Extracted entries Start Marker

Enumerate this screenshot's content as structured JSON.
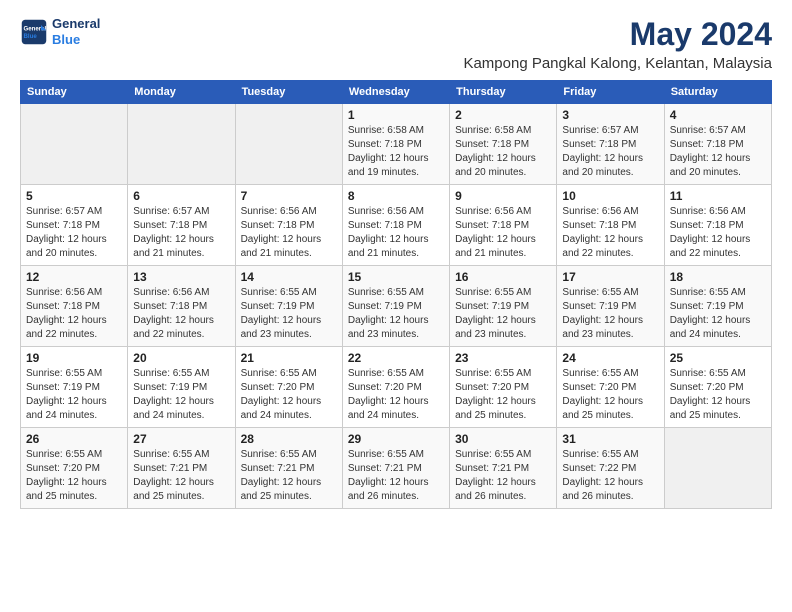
{
  "header": {
    "logo_line1": "General",
    "logo_line2": "Blue",
    "title": "May 2024",
    "subtitle": "Kampong Pangkal Kalong, Kelantan, Malaysia"
  },
  "weekdays": [
    "Sunday",
    "Monday",
    "Tuesday",
    "Wednesday",
    "Thursday",
    "Friday",
    "Saturday"
  ],
  "weeks": [
    [
      {
        "day": "",
        "sunrise": "",
        "sunset": "",
        "daylight": ""
      },
      {
        "day": "",
        "sunrise": "",
        "sunset": "",
        "daylight": ""
      },
      {
        "day": "",
        "sunrise": "",
        "sunset": "",
        "daylight": ""
      },
      {
        "day": "1",
        "sunrise": "Sunrise: 6:58 AM",
        "sunset": "Sunset: 7:18 PM",
        "daylight": "Daylight: 12 hours and 19 minutes."
      },
      {
        "day": "2",
        "sunrise": "Sunrise: 6:58 AM",
        "sunset": "Sunset: 7:18 PM",
        "daylight": "Daylight: 12 hours and 20 minutes."
      },
      {
        "day": "3",
        "sunrise": "Sunrise: 6:57 AM",
        "sunset": "Sunset: 7:18 PM",
        "daylight": "Daylight: 12 hours and 20 minutes."
      },
      {
        "day": "4",
        "sunrise": "Sunrise: 6:57 AM",
        "sunset": "Sunset: 7:18 PM",
        "daylight": "Daylight: 12 hours and 20 minutes."
      }
    ],
    [
      {
        "day": "5",
        "sunrise": "Sunrise: 6:57 AM",
        "sunset": "Sunset: 7:18 PM",
        "daylight": "Daylight: 12 hours and 20 minutes."
      },
      {
        "day": "6",
        "sunrise": "Sunrise: 6:57 AM",
        "sunset": "Sunset: 7:18 PM",
        "daylight": "Daylight: 12 hours and 21 minutes."
      },
      {
        "day": "7",
        "sunrise": "Sunrise: 6:56 AM",
        "sunset": "Sunset: 7:18 PM",
        "daylight": "Daylight: 12 hours and 21 minutes."
      },
      {
        "day": "8",
        "sunrise": "Sunrise: 6:56 AM",
        "sunset": "Sunset: 7:18 PM",
        "daylight": "Daylight: 12 hours and 21 minutes."
      },
      {
        "day": "9",
        "sunrise": "Sunrise: 6:56 AM",
        "sunset": "Sunset: 7:18 PM",
        "daylight": "Daylight: 12 hours and 21 minutes."
      },
      {
        "day": "10",
        "sunrise": "Sunrise: 6:56 AM",
        "sunset": "Sunset: 7:18 PM",
        "daylight": "Daylight: 12 hours and 22 minutes."
      },
      {
        "day": "11",
        "sunrise": "Sunrise: 6:56 AM",
        "sunset": "Sunset: 7:18 PM",
        "daylight": "Daylight: 12 hours and 22 minutes."
      }
    ],
    [
      {
        "day": "12",
        "sunrise": "Sunrise: 6:56 AM",
        "sunset": "Sunset: 7:18 PM",
        "daylight": "Daylight: 12 hours and 22 minutes."
      },
      {
        "day": "13",
        "sunrise": "Sunrise: 6:56 AM",
        "sunset": "Sunset: 7:18 PM",
        "daylight": "Daylight: 12 hours and 22 minutes."
      },
      {
        "day": "14",
        "sunrise": "Sunrise: 6:55 AM",
        "sunset": "Sunset: 7:19 PM",
        "daylight": "Daylight: 12 hours and 23 minutes."
      },
      {
        "day": "15",
        "sunrise": "Sunrise: 6:55 AM",
        "sunset": "Sunset: 7:19 PM",
        "daylight": "Daylight: 12 hours and 23 minutes."
      },
      {
        "day": "16",
        "sunrise": "Sunrise: 6:55 AM",
        "sunset": "Sunset: 7:19 PM",
        "daylight": "Daylight: 12 hours and 23 minutes."
      },
      {
        "day": "17",
        "sunrise": "Sunrise: 6:55 AM",
        "sunset": "Sunset: 7:19 PM",
        "daylight": "Daylight: 12 hours and 23 minutes."
      },
      {
        "day": "18",
        "sunrise": "Sunrise: 6:55 AM",
        "sunset": "Sunset: 7:19 PM",
        "daylight": "Daylight: 12 hours and 24 minutes."
      }
    ],
    [
      {
        "day": "19",
        "sunrise": "Sunrise: 6:55 AM",
        "sunset": "Sunset: 7:19 PM",
        "daylight": "Daylight: 12 hours and 24 minutes."
      },
      {
        "day": "20",
        "sunrise": "Sunrise: 6:55 AM",
        "sunset": "Sunset: 7:19 PM",
        "daylight": "Daylight: 12 hours and 24 minutes."
      },
      {
        "day": "21",
        "sunrise": "Sunrise: 6:55 AM",
        "sunset": "Sunset: 7:20 PM",
        "daylight": "Daylight: 12 hours and 24 minutes."
      },
      {
        "day": "22",
        "sunrise": "Sunrise: 6:55 AM",
        "sunset": "Sunset: 7:20 PM",
        "daylight": "Daylight: 12 hours and 24 minutes."
      },
      {
        "day": "23",
        "sunrise": "Sunrise: 6:55 AM",
        "sunset": "Sunset: 7:20 PM",
        "daylight": "Daylight: 12 hours and 25 minutes."
      },
      {
        "day": "24",
        "sunrise": "Sunrise: 6:55 AM",
        "sunset": "Sunset: 7:20 PM",
        "daylight": "Daylight: 12 hours and 25 minutes."
      },
      {
        "day": "25",
        "sunrise": "Sunrise: 6:55 AM",
        "sunset": "Sunset: 7:20 PM",
        "daylight": "Daylight: 12 hours and 25 minutes."
      }
    ],
    [
      {
        "day": "26",
        "sunrise": "Sunrise: 6:55 AM",
        "sunset": "Sunset: 7:20 PM",
        "daylight": "Daylight: 12 hours and 25 minutes."
      },
      {
        "day": "27",
        "sunrise": "Sunrise: 6:55 AM",
        "sunset": "Sunset: 7:21 PM",
        "daylight": "Daylight: 12 hours and 25 minutes."
      },
      {
        "day": "28",
        "sunrise": "Sunrise: 6:55 AM",
        "sunset": "Sunset: 7:21 PM",
        "daylight": "Daylight: 12 hours and 25 minutes."
      },
      {
        "day": "29",
        "sunrise": "Sunrise: 6:55 AM",
        "sunset": "Sunset: 7:21 PM",
        "daylight": "Daylight: 12 hours and 26 minutes."
      },
      {
        "day": "30",
        "sunrise": "Sunrise: 6:55 AM",
        "sunset": "Sunset: 7:21 PM",
        "daylight": "Daylight: 12 hours and 26 minutes."
      },
      {
        "day": "31",
        "sunrise": "Sunrise: 6:55 AM",
        "sunset": "Sunset: 7:22 PM",
        "daylight": "Daylight: 12 hours and 26 minutes."
      },
      {
        "day": "",
        "sunrise": "",
        "sunset": "",
        "daylight": ""
      }
    ]
  ]
}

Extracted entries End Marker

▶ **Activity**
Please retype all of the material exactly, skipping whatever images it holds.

▶ **Exercise answer**
Enumerate this screenshot's content as structured JSON.
{
  "header": {
    "logo_line1": "General",
    "logo_line2": "Blue",
    "title": "May 2024",
    "subtitle": "Kampong Pangkal Kalong, Kelantan, Malaysia"
  },
  "weekdays": [
    "Sunday",
    "Monday",
    "Tuesday",
    "Wednesday",
    "Thursday",
    "Friday",
    "Saturday"
  ],
  "weeks": [
    [
      {
        "day": "",
        "sunrise": "",
        "sunset": "",
        "daylight": ""
      },
      {
        "day": "",
        "sunrise": "",
        "sunset": "",
        "daylight": ""
      },
      {
        "day": "",
        "sunrise": "",
        "sunset": "",
        "daylight": ""
      },
      {
        "day": "1",
        "sunrise": "Sunrise: 6:58 AM",
        "sunset": "Sunset: 7:18 PM",
        "daylight": "Daylight: 12 hours and 19 minutes."
      },
      {
        "day": "2",
        "sunrise": "Sunrise: 6:58 AM",
        "sunset": "Sunset: 7:18 PM",
        "daylight": "Daylight: 12 hours and 20 minutes."
      },
      {
        "day": "3",
        "sunrise": "Sunrise: 6:57 AM",
        "sunset": "Sunset: 7:18 PM",
        "daylight": "Daylight: 12 hours and 20 minutes."
      },
      {
        "day": "4",
        "sunrise": "Sunrise: 6:57 AM",
        "sunset": "Sunset: 7:18 PM",
        "daylight": "Daylight: 12 hours and 20 minutes."
      }
    ],
    [
      {
        "day": "5",
        "sunrise": "Sunrise: 6:57 AM",
        "sunset": "Sunset: 7:18 PM",
        "daylight": "Daylight: 12 hours and 20 minutes."
      },
      {
        "day": "6",
        "sunrise": "Sunrise: 6:57 AM",
        "sunset": "Sunset: 7:18 PM",
        "daylight": "Daylight: 12 hours and 21 minutes."
      },
      {
        "day": "7",
        "sunrise": "Sunrise: 6:56 AM",
        "sunset": "Sunset: 7:18 PM",
        "daylight": "Daylight: 12 hours and 21 minutes."
      },
      {
        "day": "8",
        "sunrise": "Sunrise: 6:56 AM",
        "sunset": "Sunset: 7:18 PM",
        "daylight": "Daylight: 12 hours and 21 minutes."
      },
      {
        "day": "9",
        "sunrise": "Sunrise: 6:56 AM",
        "sunset": "Sunset: 7:18 PM",
        "daylight": "Daylight: 12 hours and 21 minutes."
      },
      {
        "day": "10",
        "sunrise": "Sunrise: 6:56 AM",
        "sunset": "Sunset: 7:18 PM",
        "daylight": "Daylight: 12 hours and 22 minutes."
      },
      {
        "day": "11",
        "sunrise": "Sunrise: 6:56 AM",
        "sunset": "Sunset: 7:18 PM",
        "daylight": "Daylight: 12 hours and 22 minutes."
      }
    ],
    [
      {
        "day": "12",
        "sunrise": "Sunrise: 6:56 AM",
        "sunset": "Sunset: 7:18 PM",
        "daylight": "Daylight: 12 hours and 22 minutes."
      },
      {
        "day": "13",
        "sunrise": "Sunrise: 6:56 AM",
        "sunset": "Sunset: 7:18 PM",
        "daylight": "Daylight: 12 hours and 22 minutes."
      },
      {
        "day": "14",
        "sunrise": "Sunrise: 6:55 AM",
        "sunset": "Sunset: 7:19 PM",
        "daylight": "Daylight: 12 hours and 23 minutes."
      },
      {
        "day": "15",
        "sunrise": "Sunrise: 6:55 AM",
        "sunset": "Sunset: 7:19 PM",
        "daylight": "Daylight: 12 hours and 23 minutes."
      },
      {
        "day": "16",
        "sunrise": "Sunrise: 6:55 AM",
        "sunset": "Sunset: 7:19 PM",
        "daylight": "Daylight: 12 hours and 23 minutes."
      },
      {
        "day": "17",
        "sunrise": "Sunrise: 6:55 AM",
        "sunset": "Sunset: 7:19 PM",
        "daylight": "Daylight: 12 hours and 23 minutes."
      },
      {
        "day": "18",
        "sunrise": "Sunrise: 6:55 AM",
        "sunset": "Sunset: 7:19 PM",
        "daylight": "Daylight: 12 hours and 24 minutes."
      }
    ],
    [
      {
        "day": "19",
        "sunrise": "Sunrise: 6:55 AM",
        "sunset": "Sunset: 7:19 PM",
        "daylight": "Daylight: 12 hours and 24 minutes."
      },
      {
        "day": "20",
        "sunrise": "Sunrise: 6:55 AM",
        "sunset": "Sunset: 7:19 PM",
        "daylight": "Daylight: 12 hours and 24 minutes."
      },
      {
        "day": "21",
        "sunrise": "Sunrise: 6:55 AM",
        "sunset": "Sunset: 7:20 PM",
        "daylight": "Daylight: 12 hours and 24 minutes."
      },
      {
        "day": "22",
        "sunrise": "Sunrise: 6:55 AM",
        "sunset": "Sunset: 7:20 PM",
        "daylight": "Daylight: 12 hours and 24 minutes."
      },
      {
        "day": "23",
        "sunrise": "Sunrise: 6:55 AM",
        "sunset": "Sunset: 7:20 PM",
        "daylight": "Daylight: 12 hours and 25 minutes."
      },
      {
        "day": "24",
        "sunrise": "Sunrise: 6:55 AM",
        "sunset": "Sunset: 7:20 PM",
        "daylight": "Daylight: 12 hours and 25 minutes."
      },
      {
        "day": "25",
        "sunrise": "Sunrise: 6:55 AM",
        "sunset": "Sunset: 7:20 PM",
        "daylight": "Daylight: 12 hours and 25 minutes."
      }
    ],
    [
      {
        "day": "26",
        "sunrise": "Sunrise: 6:55 AM",
        "sunset": "Sunset: 7:20 PM",
        "daylight": "Daylight: 12 hours and 25 minutes."
      },
      {
        "day": "27",
        "sunrise": "Sunrise: 6:55 AM",
        "sunset": "Sunset: 7:21 PM",
        "daylight": "Daylight: 12 hours and 25 minutes."
      },
      {
        "day": "28",
        "sunrise": "Sunrise: 6:55 AM",
        "sunset": "Sunset: 7:21 PM",
        "daylight": "Daylight: 12 hours and 25 minutes."
      },
      {
        "day": "29",
        "sunrise": "Sunrise: 6:55 AM",
        "sunset": "Sunset: 7:21 PM",
        "daylight": "Daylight: 12 hours and 26 minutes."
      },
      {
        "day": "30",
        "sunrise": "Sunrise: 6:55 AM",
        "sunset": "Sunset: 7:21 PM",
        "daylight": "Daylight: 12 hours and 26 minutes."
      },
      {
        "day": "31",
        "sunrise": "Sunrise: 6:55 AM",
        "sunset": "Sunset: 7:22 PM",
        "daylight": "Daylight: 12 hours and 26 minutes."
      },
      {
        "day": "",
        "sunrise": "",
        "sunset": "",
        "daylight": ""
      }
    ]
  ]
}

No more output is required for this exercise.